Environment Minister Say Sam Al was in Preah Vihear province on Sunday to help inaugurate Try Pheap’s newest project, a $52-million rubber plantation and additional facilities that the timber magnate has cleared thousands of hectares of protected forest to build.
Mr. Pheap was granted the 10,000-hectare concession inside the Beng Per Wildlife Sanctuary in 2011, and has clear-cut most of the site since.
“The company has been developing [the site] quickly and we hope it will provide a lot of jobs to the people in the community,” deputy provincial governor Sou Serey, who joined the minister and Mr. Pheap for the inauguration, said afterward.
Mr. Pheap has two other concessions near the Thai border in Pursat province and recently handed two others in Ratanakkiri province back to the government.
Though all of his concessions were officially granted for growing rubber, he is best known as Cambodia’s premier timber trader. Numerous reports and investigations have placed Mr. Pheap at the heart of a vast illegal logging operation that involves collusion with government officials and is worth hundreds of millions of dollars, allegations that both he and the government deny.
Sei La, who heads Mr. Pheap’s business operations in Preah Vihear, said the $52-million project inside the Beng Per sanctuary would involve not only rubber and—to a lesser extent—pepper plantations, but also a slew of infrastructure projects for Rovieng district’s Romany commune.
In addition to a gas station, market and waystation for tourists along the paved road that runs past the plantation, he said, “The company plans to build a referral health center, school and pagoda for the people of O’Por village because the area doesn’t have these things.”
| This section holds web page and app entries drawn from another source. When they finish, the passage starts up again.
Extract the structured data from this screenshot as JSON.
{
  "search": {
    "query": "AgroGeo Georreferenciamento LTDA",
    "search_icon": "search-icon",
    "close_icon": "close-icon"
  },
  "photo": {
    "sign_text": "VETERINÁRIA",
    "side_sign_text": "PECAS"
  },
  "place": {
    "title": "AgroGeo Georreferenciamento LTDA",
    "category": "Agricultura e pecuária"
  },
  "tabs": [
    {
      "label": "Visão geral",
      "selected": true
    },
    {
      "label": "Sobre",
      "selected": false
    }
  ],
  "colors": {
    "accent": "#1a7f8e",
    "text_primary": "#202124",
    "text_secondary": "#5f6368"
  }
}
Mr. La said there were also plans for a rubber-processing factory, to be completed by the time the first rubber trees are ready to harvest in 2017.
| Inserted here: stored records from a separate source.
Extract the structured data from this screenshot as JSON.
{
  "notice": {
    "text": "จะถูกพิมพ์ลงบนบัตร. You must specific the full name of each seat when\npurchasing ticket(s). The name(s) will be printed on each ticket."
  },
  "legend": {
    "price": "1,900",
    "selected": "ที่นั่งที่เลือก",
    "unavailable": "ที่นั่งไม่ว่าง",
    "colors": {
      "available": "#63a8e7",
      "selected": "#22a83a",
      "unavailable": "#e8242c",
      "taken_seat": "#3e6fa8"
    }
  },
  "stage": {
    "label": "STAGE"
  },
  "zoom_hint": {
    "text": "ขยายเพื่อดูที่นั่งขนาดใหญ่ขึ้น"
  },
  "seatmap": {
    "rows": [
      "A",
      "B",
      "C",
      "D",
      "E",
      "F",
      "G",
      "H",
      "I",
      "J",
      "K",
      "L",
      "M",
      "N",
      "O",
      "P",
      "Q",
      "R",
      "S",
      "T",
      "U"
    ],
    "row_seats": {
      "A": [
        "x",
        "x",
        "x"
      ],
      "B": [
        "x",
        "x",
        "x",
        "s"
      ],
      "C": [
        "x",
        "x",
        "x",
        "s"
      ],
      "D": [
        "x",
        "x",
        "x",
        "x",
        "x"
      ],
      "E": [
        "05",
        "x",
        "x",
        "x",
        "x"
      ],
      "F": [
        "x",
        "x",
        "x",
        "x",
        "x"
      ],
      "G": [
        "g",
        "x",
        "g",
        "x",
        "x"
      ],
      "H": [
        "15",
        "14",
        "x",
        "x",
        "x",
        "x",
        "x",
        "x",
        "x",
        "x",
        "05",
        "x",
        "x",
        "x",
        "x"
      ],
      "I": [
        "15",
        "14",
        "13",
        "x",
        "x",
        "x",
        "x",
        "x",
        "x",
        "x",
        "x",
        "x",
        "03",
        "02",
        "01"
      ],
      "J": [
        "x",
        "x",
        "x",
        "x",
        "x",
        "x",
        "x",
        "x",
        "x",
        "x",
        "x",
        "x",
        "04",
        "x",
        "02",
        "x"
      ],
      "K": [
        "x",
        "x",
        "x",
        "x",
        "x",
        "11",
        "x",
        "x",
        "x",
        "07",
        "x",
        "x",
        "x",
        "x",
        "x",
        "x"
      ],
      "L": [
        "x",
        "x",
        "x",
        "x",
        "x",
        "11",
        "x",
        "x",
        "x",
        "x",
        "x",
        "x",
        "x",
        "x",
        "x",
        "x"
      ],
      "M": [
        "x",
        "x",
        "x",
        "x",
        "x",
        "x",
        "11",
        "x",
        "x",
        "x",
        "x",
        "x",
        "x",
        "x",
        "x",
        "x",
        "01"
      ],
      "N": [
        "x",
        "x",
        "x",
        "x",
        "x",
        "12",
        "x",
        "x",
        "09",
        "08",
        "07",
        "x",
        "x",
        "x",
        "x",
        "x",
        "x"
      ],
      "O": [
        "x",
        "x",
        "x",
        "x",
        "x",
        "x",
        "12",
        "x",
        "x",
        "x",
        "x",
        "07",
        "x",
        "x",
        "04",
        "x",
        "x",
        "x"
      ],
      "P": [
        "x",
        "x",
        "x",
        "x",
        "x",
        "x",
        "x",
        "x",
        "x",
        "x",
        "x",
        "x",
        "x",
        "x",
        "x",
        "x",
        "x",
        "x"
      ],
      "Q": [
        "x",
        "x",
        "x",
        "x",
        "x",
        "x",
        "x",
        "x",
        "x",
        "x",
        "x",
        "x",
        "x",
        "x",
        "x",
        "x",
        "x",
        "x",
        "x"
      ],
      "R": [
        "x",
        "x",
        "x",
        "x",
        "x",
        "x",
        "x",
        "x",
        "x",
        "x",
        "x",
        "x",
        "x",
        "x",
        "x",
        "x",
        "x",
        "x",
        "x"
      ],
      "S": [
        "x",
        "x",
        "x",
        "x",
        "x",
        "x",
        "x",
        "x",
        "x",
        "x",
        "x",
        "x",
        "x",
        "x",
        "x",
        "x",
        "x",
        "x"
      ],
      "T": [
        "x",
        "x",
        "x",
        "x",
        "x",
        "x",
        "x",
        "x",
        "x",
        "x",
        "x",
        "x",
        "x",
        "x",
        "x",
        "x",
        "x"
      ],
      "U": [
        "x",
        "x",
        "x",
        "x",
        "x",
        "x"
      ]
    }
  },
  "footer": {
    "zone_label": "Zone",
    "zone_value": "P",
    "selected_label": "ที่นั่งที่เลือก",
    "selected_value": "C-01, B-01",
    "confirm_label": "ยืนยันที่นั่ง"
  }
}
He said 3,000 people had already been put to work at the site, a third of them full-time.
The government has sold the public on concessions like Mr. Pheap’s as a get-rich-quick plan for poor communities in rural areas, with the promise of well-paid jobs at their doorstep.
But the government has never backed up the claim with evidence, and the few independent studies on the impacts of private concessions suggest the opposite—that local communities are made worse off after losing access to their communal farms and forests, while the plantation jobs—back-breaking, poorly paid and irregular—go mostly to outsiders.
Huon Keano, a representative of the ethnic Kuy community that has lived in the area for generations, said Sunday that Mr. Pheap’s plantation in Preah Vihear has been no different.
“The villagers were not happy about the inauguration ceremony because the company has encroached on their land and cleared the forest, which has caused people to lose their jobs because they depend on forest products,” he said.
Mr. Keano said the plantation has encroached on parts of a 2,351-hectare area that former Environment Minister Mok Mareth granted the villagers in stages in 2010 and 2011, and that the government never consulted them on the project before it was approved, as the law requires.
Locals also accuse the plantation of having looted most of the valuable trees in the forests just outside its borders since being developed in 2011, including the protected resin trees they once harvested for a living.
Mr. La denied the allegations.
“On the contrary, those villagers always try to occupy land that the company received as an economic land concession from the government,” he said, adding that he believed the government had already studied the plantation’s potential impacts.
Mr. Serey, the deputy provincial governor, said the communities around the plantation had been consulted about the project, but that he could not produce the records.
“We have the documents, but we cannot find them,” he said. “It was a long time ago.”